League Circles wrote:
Dr Spaceman wrote:Alright, but if this were true: the Earth's temperature would have been increasing at a linear rate since its creation. Data shows this is obviously not the case.
A little more wordily: the inputs and outputs of heat to the earth can be assumed to be in equilibrium. If the sun were heating up, the Earth would be heating up at a supremely faster rate than it is now. If it were getting colder, our temp would be declining at a again faster rate. The Universe temperature is marginally above 0, on average, and neither the sun or Earth are ever making a dent in that.
So we're basically left wth the Earth: what's changing? It can't be more heat input, and it can't be the universe itself getting warmer, so it's got to be the Earth losing less heat. In other words, it's becoming more insulated. The data doesn't agree with really any thermodynamic explanation because the rate of change isn't linear. Something artificial is getting in the way.
Why would the bolded parts necessarily be true at all? I don't believe a universal assumption of equilibrium is at all consistent with what we can surmise about the universe, though I may be wrong. I'm definitely open to ideas.
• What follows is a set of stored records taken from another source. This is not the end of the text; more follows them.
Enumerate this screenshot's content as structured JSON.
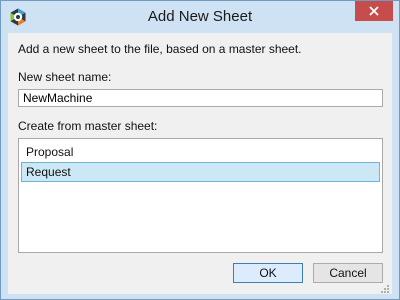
{
  "window": {
    "title": "Add New Sheet",
    "app_icon": "a-logo-icon",
    "close_icon": "close-icon"
  },
  "dialog": {
    "description": "Add a new sheet to the file, based on a master sheet.",
    "name_label": "New sheet name:",
    "name_value": "NewMachine",
    "master_label": "Create from master sheet:",
    "master_sheets": [
      {
        "label": "Proposal",
        "selected": false
      },
      {
        "label": "Request",
        "selected": true
      }
    ],
    "ok_label": "OK",
    "cancel_label": "Cancel"
  },
  "colors": {
    "titlebar": "#cfe2f3",
    "close_button": "#c74d4d",
    "selection_fill": "#cce8f4",
    "selection_border": "#6db4d8"
  }
}
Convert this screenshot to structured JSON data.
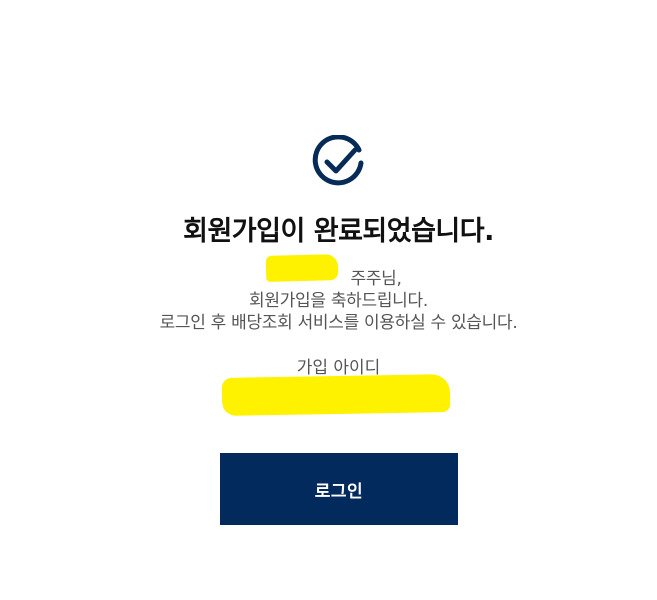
{
  "icon": {
    "name": "check-circle-icon",
    "color": "#062b57"
  },
  "title": "회원가입이 완료되었습니다.",
  "message": {
    "line1_suffix": " 주주님,",
    "line2": "회원가입을 축하드립니다.",
    "line3": "로그인 후 배당조회 서비스를 이용하실 수 있습니다."
  },
  "id_section": {
    "label": "가입 아이디"
  },
  "login_button": {
    "label": "로그인",
    "color": "#022a5c"
  }
}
Why can't the universe be getting warmer? Or colder? I have instincts and thoughts as to the answers to these questions but no confident position.
Nonetheless, I assume, for lack of better info, neutral input and output of heat exchange from earth. In which case, yes we are unavoidably causing global warming (as is every natural process on earth). All we can do is affect the rate of warming. And I support limiting that rate through worldwide policy and national policy.
Not sure if you saw my last reply, but I'll try to surmise it very briefly:
Temperature is a measure of molecular motion per unit space. Every particle in the universe started in a little jumble that had so much energy it exploded and started expanding and never stopped. Thus, with a fixed amount of energy (this is proven, in fact, by thermodynamics) the amount of motion possible in an ever-expanding area is astronomically tiny.
Further, the "temperature" of outer space HAS TO be zero (as in, would break the laws of physics were it not) because we've measured close to absolute zero. If the universe itself were not that cold, it WOULD NOT be possible for that level of cold to exist elsewhere.
Further, look what happens when you move away from the sun. Each successive planet gets colder. This would not happen if the universe weren't substantially colder than its inhabitants.
Finally, why isn't the universe getting hotter? It is, but by the same degree as if you lit a match and dropped it in the Atlantic Ocean and tried to measure it (and actually, the real effect is hundreds of thousands of times smaller than this.)